Stored data:

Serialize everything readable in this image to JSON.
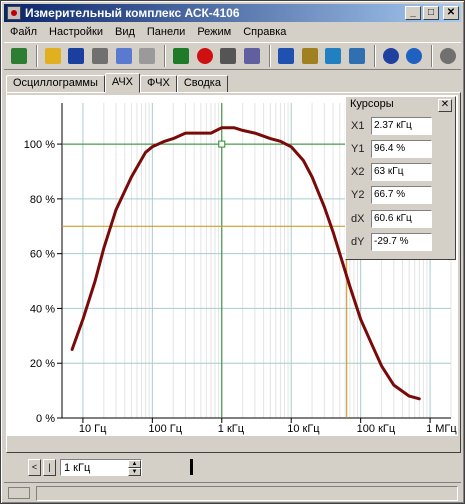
{
  "window": {
    "title": "Измерительный комплекс АСК-4106",
    "minimize_label": "_",
    "maximize_label": "□",
    "close_label": "✕"
  },
  "menu": [
    "Файл",
    "Настройки",
    "Вид",
    "Панели",
    "Режим",
    "Справка"
  ],
  "toolbar": {
    "icons": [
      "exit-icon",
      "open-folder-icon",
      "save-icon",
      "camera-icon",
      "copy-icon",
      "print-icon",
      "run-icon",
      "stop-icon",
      "step-icon",
      "scale-icon",
      "info-panel-icon",
      "cursor-tool-icon",
      "generator-icon",
      "filter-icon",
      "help-icon",
      "info-icon",
      "refresh-icon"
    ],
    "colors": {
      "exit-icon": "#2e7d32",
      "open-folder-icon": "#e0b020",
      "save-icon": "#1a3fa0",
      "camera-icon": "#707070",
      "copy-icon": "#5a7ad0",
      "print-icon": "#9a9a9a",
      "run-icon": "#1f7a2a",
      "stop-icon": "#d01010",
      "step-icon": "#555555",
      "scale-icon": "#6060a0",
      "info-panel-icon": "#2050b0",
      "cursor-tool-icon": "#a08020",
      "generator-icon": "#2080c0",
      "filter-icon": "#3070b0",
      "help-icon": "#2040a0",
      "info-icon": "#2060c0",
      "refresh-icon": "#707070"
    }
  },
  "tabs": [
    {
      "label": "Осциллограммы",
      "active": false
    },
    {
      "label": "АЧХ",
      "active": true
    },
    {
      "label": "ФЧХ",
      "active": false
    },
    {
      "label": "Сводка",
      "active": false
    }
  ],
  "cursors": {
    "title": "Курсоры",
    "close_label": "✕",
    "rows": [
      {
        "label": "X1",
        "value": "2.37 кГц"
      },
      {
        "label": "Y1",
        "value": "96.4 %"
      },
      {
        "label": "X2",
        "value": "63 кГц"
      },
      {
        "label": "Y2",
        "value": "66.7 %"
      },
      {
        "label": "dX",
        "value": "60.6 кГц"
      },
      {
        "label": "dY",
        "value": "-29.7 %"
      }
    ]
  },
  "bottom": {
    "prev_label": "<",
    "next_label": "|",
    "step_value": "1 кГц"
  },
  "chart_data": {
    "type": "line",
    "title": "",
    "xlabel": "",
    "ylabel": "",
    "x_scale": "log",
    "xlim": [
      5,
      2000000
    ],
    "ylim": [
      0,
      115
    ],
    "x_ticks": [
      {
        "value": 10,
        "label": "10 Гц"
      },
      {
        "value": 100,
        "label": "100 Гц"
      },
      {
        "value": 1000,
        "label": "1 кГц"
      },
      {
        "value": 10000,
        "label": "10 кГц"
      },
      {
        "value": 100000,
        "label": "100 кГц"
      },
      {
        "value": 1000000,
        "label": "1 МГц"
      }
    ],
    "y_ticks": [
      {
        "value": 0,
        "label": "0 %"
      },
      {
        "value": 20,
        "label": "20 %"
      },
      {
        "value": 40,
        "label": "40 %"
      },
      {
        "value": 60,
        "label": "60 %"
      },
      {
        "value": 80,
        "label": "80 %"
      },
      {
        "value": 100,
        "label": "100 %"
      }
    ],
    "grid": true,
    "series": [
      {
        "color": "#7a0a0a",
        "x": [
          7,
          10,
          15,
          20,
          30,
          50,
          80,
          100,
          150,
          200,
          300,
          500,
          700,
          1000,
          1500,
          2000,
          3000,
          5000,
          7000,
          10000,
          15000,
          20000,
          30000,
          40000,
          50000,
          70000,
          100000,
          150000,
          200000,
          300000,
          500000,
          700000
        ],
        "y": [
          25,
          36,
          50,
          62,
          76,
          88,
          97,
          99,
          101,
          102,
          104,
          104,
          104,
          106,
          106,
          105,
          104,
          102,
          101,
          99,
          94,
          88,
          77,
          68,
          60,
          48,
          36,
          26,
          19,
          12,
          8,
          7
        ]
      }
    ],
    "cursors": [
      {
        "name": "cursor-1",
        "color": "#2e8b2e",
        "x": 1000,
        "y": 100
      },
      {
        "name": "cursor-2",
        "color": "#c89010",
        "x": 63000,
        "y": 70
      }
    ]
  }
}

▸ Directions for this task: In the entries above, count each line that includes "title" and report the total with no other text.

▸ Result for this task: 3